WHAT TO PRODUCE: Report how many lines of the records below include the word "JSON". Give nothing but the number.

Page and application data records
-- -- --

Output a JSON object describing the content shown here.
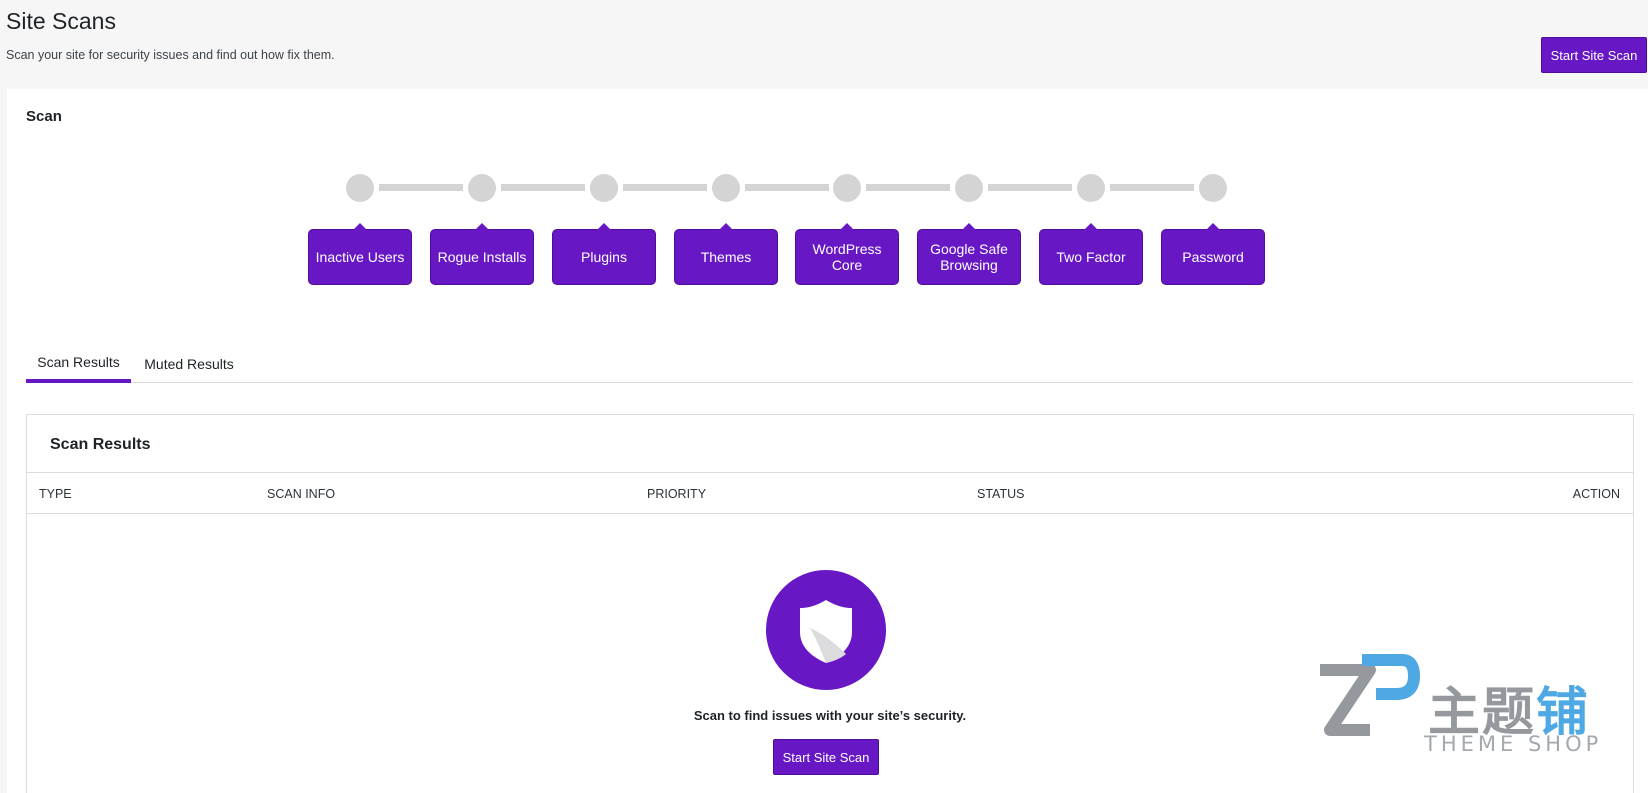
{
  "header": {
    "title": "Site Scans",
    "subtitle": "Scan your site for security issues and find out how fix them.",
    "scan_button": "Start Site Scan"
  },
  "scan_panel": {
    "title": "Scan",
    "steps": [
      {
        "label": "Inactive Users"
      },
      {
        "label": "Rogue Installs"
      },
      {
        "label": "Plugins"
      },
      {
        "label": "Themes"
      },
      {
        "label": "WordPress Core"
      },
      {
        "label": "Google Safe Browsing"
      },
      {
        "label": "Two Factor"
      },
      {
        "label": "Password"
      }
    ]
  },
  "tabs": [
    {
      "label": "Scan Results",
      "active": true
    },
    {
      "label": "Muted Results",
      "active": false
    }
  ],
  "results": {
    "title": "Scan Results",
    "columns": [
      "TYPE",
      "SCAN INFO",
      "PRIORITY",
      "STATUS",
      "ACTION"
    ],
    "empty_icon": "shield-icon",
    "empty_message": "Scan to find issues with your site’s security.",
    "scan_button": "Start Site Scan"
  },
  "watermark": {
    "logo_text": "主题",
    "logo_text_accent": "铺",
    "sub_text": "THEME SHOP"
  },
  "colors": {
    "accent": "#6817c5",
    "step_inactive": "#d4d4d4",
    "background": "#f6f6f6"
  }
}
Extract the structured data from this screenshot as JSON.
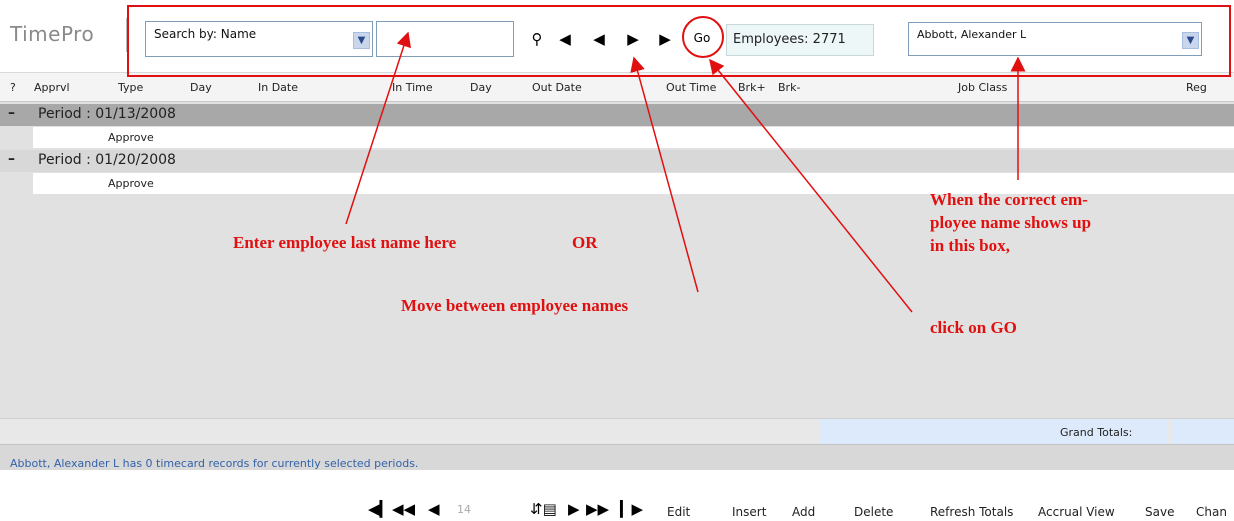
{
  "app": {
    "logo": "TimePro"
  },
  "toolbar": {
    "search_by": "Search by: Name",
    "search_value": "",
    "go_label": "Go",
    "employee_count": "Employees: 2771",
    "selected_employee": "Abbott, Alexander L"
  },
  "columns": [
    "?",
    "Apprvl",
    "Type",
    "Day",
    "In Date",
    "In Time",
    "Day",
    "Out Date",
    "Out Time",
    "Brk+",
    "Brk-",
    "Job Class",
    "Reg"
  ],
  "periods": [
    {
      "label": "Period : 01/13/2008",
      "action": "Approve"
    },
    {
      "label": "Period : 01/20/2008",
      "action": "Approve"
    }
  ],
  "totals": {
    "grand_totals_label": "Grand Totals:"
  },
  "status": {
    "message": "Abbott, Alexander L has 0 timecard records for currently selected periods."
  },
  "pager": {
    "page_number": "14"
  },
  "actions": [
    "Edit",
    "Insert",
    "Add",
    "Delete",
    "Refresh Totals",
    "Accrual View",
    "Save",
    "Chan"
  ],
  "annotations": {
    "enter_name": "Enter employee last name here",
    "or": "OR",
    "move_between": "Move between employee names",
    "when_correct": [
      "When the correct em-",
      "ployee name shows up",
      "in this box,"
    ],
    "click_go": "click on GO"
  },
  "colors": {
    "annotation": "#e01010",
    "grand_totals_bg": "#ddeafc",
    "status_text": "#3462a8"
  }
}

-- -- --

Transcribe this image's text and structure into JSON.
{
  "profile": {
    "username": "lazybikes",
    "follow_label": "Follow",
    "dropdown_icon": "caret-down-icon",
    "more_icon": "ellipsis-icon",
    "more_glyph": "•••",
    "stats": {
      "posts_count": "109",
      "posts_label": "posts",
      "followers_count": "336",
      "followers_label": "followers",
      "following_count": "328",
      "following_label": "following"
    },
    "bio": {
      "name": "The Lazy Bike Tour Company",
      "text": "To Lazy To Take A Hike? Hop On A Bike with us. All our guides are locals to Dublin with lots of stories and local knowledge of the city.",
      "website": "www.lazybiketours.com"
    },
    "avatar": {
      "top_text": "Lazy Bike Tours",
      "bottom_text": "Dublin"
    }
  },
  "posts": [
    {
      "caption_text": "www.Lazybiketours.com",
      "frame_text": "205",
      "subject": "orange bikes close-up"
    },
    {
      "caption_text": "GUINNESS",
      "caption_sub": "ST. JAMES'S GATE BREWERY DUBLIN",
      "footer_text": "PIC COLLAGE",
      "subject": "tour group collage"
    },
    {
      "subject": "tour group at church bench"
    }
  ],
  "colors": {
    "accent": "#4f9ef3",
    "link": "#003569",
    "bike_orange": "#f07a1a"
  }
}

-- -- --

OUTPUT: 3